INSTRUCTIONS FOR THE TASK: Your task is to copy all of the data exactly.

»»

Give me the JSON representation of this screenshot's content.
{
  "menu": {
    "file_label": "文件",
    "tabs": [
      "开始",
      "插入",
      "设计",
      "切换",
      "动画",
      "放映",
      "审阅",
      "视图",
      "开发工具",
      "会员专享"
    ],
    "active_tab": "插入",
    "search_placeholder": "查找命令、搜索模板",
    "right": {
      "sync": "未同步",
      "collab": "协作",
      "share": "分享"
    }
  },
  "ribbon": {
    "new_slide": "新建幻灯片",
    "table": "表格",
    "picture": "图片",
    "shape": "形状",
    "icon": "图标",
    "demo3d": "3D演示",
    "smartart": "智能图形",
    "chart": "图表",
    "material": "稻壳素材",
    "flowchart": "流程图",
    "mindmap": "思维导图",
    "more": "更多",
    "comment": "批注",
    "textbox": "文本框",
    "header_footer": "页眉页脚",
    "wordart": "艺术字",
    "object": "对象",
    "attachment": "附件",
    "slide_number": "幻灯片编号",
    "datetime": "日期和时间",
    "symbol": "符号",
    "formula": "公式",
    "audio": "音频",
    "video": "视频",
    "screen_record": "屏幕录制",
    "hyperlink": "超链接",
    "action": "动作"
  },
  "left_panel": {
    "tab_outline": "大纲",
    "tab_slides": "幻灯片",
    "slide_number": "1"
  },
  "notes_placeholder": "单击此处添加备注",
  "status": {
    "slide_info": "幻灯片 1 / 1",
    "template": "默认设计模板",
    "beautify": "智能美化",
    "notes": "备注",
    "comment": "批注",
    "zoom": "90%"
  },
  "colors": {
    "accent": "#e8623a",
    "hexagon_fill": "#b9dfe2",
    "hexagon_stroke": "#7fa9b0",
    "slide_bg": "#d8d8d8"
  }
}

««

RESULT:
Give me the JSON representation of this screenshot's content.
{
  "menu": {
    "file_label": "文件",
    "tabs": [
      "开始",
      "插入",
      "设计",
      "切换",
      "动画",
      "放映",
      "审阅",
      "视图",
      "开发工具",
      "会员专享"
    ],
    "active_tab": "插入",
    "search_placeholder": "查找命令、搜索模板",
    "right": {
      "sync": "未同步",
      "collab": "协作",
      "share": "分享"
    }
  },
  "ribbon": {
    "new_slide": "新建幻灯片",
    "table": "表格",
    "picture": "图片",
    "shape": "形状",
    "icon": "图标",
    "demo3d": "3D演示",
    "smartart": "智能图形",
    "chart": "图表",
    "material": "稻壳素材",
    "flowchart": "流程图",
    "mindmap": "思维导图",
    "more": "更多",
    "comment": "批注",
    "textbox": "文本框",
    "header_footer": "页眉页脚",
    "wordart": "艺术字",
    "object": "对象",
    "attachment": "附件",
    "slide_number": "幻灯片编号",
    "datetime": "日期和时间",
    "symbol": "符号",
    "formula": "公式",
    "audio": "音频",
    "video": "视频",
    "screen_record": "屏幕录制",
    "hyperlink": "超链接",
    "action": "动作"
  },
  "left_panel": {
    "tab_outline": "大纲",
    "tab_slides": "幻灯片",
    "slide_number": "1"
  },
  "notes_placeholder": "单击此处添加备注",
  "status": {
    "slide_info": "幻灯片 1 / 1",
    "template": "默认设计模板",
    "beautify": "智能美化",
    "notes": "备注",
    "comment": "批注",
    "zoom": "90%"
  },
  "colors": {
    "accent": "#e8623a",
    "hexagon_fill": "#b9dfe2",
    "hexagon_stroke": "#7fa9b0",
    "slide_bg": "#d8d8d8"
  }
}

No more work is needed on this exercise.